▶ Task description
The full data, repeated exactly, is the only answer needed.

Data shown: Begin

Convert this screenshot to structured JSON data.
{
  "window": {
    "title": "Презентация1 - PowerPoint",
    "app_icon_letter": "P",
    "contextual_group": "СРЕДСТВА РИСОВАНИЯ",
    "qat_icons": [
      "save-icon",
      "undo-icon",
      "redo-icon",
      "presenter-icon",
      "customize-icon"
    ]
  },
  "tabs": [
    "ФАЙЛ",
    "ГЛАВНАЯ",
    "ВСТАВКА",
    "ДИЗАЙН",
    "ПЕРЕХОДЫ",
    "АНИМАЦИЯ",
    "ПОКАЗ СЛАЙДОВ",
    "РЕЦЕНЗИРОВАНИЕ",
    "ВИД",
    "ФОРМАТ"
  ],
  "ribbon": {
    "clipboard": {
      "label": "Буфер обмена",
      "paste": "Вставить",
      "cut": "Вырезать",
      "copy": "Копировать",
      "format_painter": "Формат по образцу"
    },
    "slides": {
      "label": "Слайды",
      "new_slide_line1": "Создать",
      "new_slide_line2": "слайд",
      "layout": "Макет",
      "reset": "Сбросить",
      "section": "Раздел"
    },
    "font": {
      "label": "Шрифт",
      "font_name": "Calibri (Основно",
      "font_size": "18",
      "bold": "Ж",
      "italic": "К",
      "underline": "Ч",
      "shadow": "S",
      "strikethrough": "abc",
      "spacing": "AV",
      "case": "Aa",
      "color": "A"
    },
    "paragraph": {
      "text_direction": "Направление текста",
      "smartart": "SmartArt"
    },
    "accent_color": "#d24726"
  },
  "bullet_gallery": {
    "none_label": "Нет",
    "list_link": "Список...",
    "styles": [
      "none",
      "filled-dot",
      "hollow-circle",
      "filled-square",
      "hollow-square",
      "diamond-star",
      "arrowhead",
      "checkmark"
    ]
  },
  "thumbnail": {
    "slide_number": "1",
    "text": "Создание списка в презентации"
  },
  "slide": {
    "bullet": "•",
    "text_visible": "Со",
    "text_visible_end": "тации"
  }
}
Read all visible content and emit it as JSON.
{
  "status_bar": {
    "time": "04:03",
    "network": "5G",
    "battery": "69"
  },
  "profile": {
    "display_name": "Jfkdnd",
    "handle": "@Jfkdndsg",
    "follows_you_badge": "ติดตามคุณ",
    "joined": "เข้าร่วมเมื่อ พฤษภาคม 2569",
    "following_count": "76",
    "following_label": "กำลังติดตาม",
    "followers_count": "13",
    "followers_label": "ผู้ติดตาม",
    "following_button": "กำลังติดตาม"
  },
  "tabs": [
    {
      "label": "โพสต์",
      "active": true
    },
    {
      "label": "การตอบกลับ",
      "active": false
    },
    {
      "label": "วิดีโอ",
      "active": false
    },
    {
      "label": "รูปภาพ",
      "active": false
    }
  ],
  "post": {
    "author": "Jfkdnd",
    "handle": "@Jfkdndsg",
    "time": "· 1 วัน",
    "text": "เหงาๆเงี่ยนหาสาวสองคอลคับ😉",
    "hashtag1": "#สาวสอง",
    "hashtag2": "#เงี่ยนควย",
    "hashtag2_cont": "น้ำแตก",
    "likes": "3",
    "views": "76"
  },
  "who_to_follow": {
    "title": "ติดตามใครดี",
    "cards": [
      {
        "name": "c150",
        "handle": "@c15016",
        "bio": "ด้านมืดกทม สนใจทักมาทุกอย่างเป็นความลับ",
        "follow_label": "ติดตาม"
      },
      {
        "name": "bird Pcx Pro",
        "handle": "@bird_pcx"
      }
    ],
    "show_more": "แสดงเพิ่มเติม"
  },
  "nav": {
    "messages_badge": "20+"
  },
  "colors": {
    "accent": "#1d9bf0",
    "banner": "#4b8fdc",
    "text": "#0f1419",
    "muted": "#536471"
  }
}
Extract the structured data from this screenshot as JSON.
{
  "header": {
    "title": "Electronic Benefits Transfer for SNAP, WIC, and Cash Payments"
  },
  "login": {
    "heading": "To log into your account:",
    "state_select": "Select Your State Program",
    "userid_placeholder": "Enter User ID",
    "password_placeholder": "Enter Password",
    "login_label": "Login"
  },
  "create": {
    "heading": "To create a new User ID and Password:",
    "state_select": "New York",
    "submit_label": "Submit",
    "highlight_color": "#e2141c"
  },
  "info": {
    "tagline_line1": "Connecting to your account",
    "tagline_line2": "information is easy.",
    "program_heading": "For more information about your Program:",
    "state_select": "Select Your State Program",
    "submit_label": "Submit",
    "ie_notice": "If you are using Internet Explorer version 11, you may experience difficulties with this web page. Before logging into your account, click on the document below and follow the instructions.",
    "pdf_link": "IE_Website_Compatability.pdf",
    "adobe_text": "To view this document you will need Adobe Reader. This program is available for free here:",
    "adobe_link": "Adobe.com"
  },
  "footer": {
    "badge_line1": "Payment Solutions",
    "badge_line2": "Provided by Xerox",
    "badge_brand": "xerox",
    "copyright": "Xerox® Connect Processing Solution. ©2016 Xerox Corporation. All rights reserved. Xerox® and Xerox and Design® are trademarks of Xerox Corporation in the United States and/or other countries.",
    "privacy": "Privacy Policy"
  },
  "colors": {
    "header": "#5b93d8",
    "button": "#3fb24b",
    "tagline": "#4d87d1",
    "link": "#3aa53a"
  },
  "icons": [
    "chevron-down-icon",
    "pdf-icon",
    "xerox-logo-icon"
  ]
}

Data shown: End

▶ Task solution
Convert this screenshot to structured JSON data.
{
  "window": {
    "title": "Презентация1 - PowerPoint",
    "app_icon_letter": "P",
    "contextual_group": "СРЕДСТВА РИСОВАНИЯ",
    "qat_icons": [
      "save-icon",
      "undo-icon",
      "redo-icon",
      "presenter-icon",
      "customize-icon"
    ]
  },
  "tabs": [
    "ФАЙЛ",
    "ГЛАВНАЯ",
    "ВСТАВКА",
    "ДИЗАЙН",
    "ПЕРЕХОДЫ",
    "АНИМАЦИЯ",
    "ПОКАЗ СЛАЙДОВ",
    "РЕЦЕНЗИРОВАНИЕ",
    "ВИД",
    "ФОРМАТ"
  ],
  "ribbon": {
    "clipboard": {
      "label": "Буфер обмена",
      "paste": "Вставить",
      "cut": "Вырезать",
      "copy": "Копировать",
      "format_painter": "Формат по образцу"
    },
    "slides": {
      "label": "Слайды",
      "new_slide_line1": "Создать",
      "new_slide_line2": "слайд",
      "layout": "Макет",
      "reset": "Сбросить",
      "section": "Раздел"
    },
    "font": {
      "label": "Шрифт",
      "font_name": "Calibri (Основно",
      "font_size": "18",
      "bold": "Ж",
      "italic": "К",
      "underline": "Ч",
      "shadow": "S",
      "strikethrough": "abc",
      "spacing": "AV",
      "case": "Aa",
      "color": "A"
    },
    "paragraph": {
      "text_direction": "Направление текста",
      "smartart": "SmartArt"
    },
    "accent_color": "#d24726"
  },
  "bullet_gallery": {
    "none_label": "Нет",
    "list_link": "Список...",
    "styles": [
      "none",
      "filled-dot",
      "hollow-circle",
      "filled-square",
      "hollow-square",
      "diamond-star",
      "arrowhead",
      "checkmark"
    ]
  },
  "thumbnail": {
    "slide_number": "1",
    "text": "Создание списка в презентации"
  },
  "slide": {
    "bullet": "•",
    "text_visible": "Со",
    "text_visible_end": "тации"
  }
}
Read all visible content and emit it as JSON.
{
  "status_bar": {
    "time": "04:03",
    "network": "5G",
    "battery": "69"
  },
  "profile": {
    "display_name": "Jfkdnd",
    "handle": "@Jfkdndsg",
    "follows_you_badge": "ติดตามคุณ",
    "joined": "เข้าร่วมเมื่อ พฤษภาคม 2569",
    "following_count": "76",
    "following_label": "กำลังติดตาม",
    "followers_count": "13",
    "followers_label": "ผู้ติดตาม",
    "following_button": "กำลังติดตาม"
  },
  "tabs": [
    {
      "label": "โพสต์",
      "active": true
    },
    {
      "label": "การตอบกลับ",
      "active": false
    },
    {
      "label": "วิดีโอ",
      "active": false
    },
    {
      "label": "รูปภาพ",
      "active": false
    }
  ],
  "post": {
    "author": "Jfkdnd",
    "handle": "@Jfkdndsg",
    "time": "· 1 วัน",
    "text": "เหงาๆเงี่ยนหาสาวสองคอลคับ😉",
    "hashtag1": "#สาวสอง",
    "hashtag2": "#เงี่ยนควย",
    "hashtag2_cont": "น้ำแตก",
    "likes": "3",
    "views": "76"
  },
  "who_to_follow": {
    "title": "ติดตามใครดี",
    "cards": [
      {
        "name": "c150",
        "handle": "@c15016",
        "bio": "ด้านมืดกทม สนใจทักมาทุกอย่างเป็นความลับ",
        "follow_label": "ติดตาม"
      },
      {
        "name": "bird Pcx Pro",
        "handle": "@bird_pcx"
      }
    ],
    "show_more": "แสดงเพิ่มเติม"
  },
  "nav": {
    "messages_badge": "20+"
  },
  "colors": {
    "accent": "#1d9bf0",
    "banner": "#4b8fdc",
    "text": "#0f1419",
    "muted": "#536471"
  }
}
Extract the structured data from this screenshot as JSON.
{
  "header": {
    "title": "Electronic Benefits Transfer for SNAP, WIC, and Cash Payments"
  },
  "login": {
    "heading": "To log into your account:",
    "state_select": "Select Your State Program",
    "userid_placeholder": "Enter User ID",
    "password_placeholder": "Enter Password",
    "login_label": "Login"
  },
  "create": {
    "heading": "To create a new User ID and Password:",
    "state_select": "New York",
    "submit_label": "Submit",
    "highlight_color": "#e2141c"
  },
  "info": {
    "tagline_line1": "Connecting to your account",
    "tagline_line2": "information is easy.",
    "program_heading": "For more information about your Program:",
    "state_select": "Select Your State Program",
    "submit_label": "Submit",
    "ie_notice": "If you are using Internet Explorer version 11, you may experience difficulties with this web page. Before logging into your account, click on the document below and follow the instructions.",
    "pdf_link": "IE_Website_Compatability.pdf",
    "adobe_text": "To view this document you will need Adobe Reader. This program is available for free here:",
    "adobe_link": "Adobe.com"
  },
  "footer": {
    "badge_line1": "Payment Solutions",
    "badge_line2": "Provided by Xerox",
    "badge_brand": "xerox",
    "copyright": "Xerox® Connect Processing Solution. ©2016 Xerox Corporation. All rights reserved. Xerox® and Xerox and Design® are trademarks of Xerox Corporation in the United States and/or other countries.",
    "privacy": "Privacy Policy"
  },
  "colors": {
    "header": "#5b93d8",
    "button": "#3fb24b",
    "tagline": "#4d87d1",
    "link": "#3aa53a"
  },
  "icons": [
    "chevron-down-icon",
    "pdf-icon",
    "xerox-logo-icon"
  ]
}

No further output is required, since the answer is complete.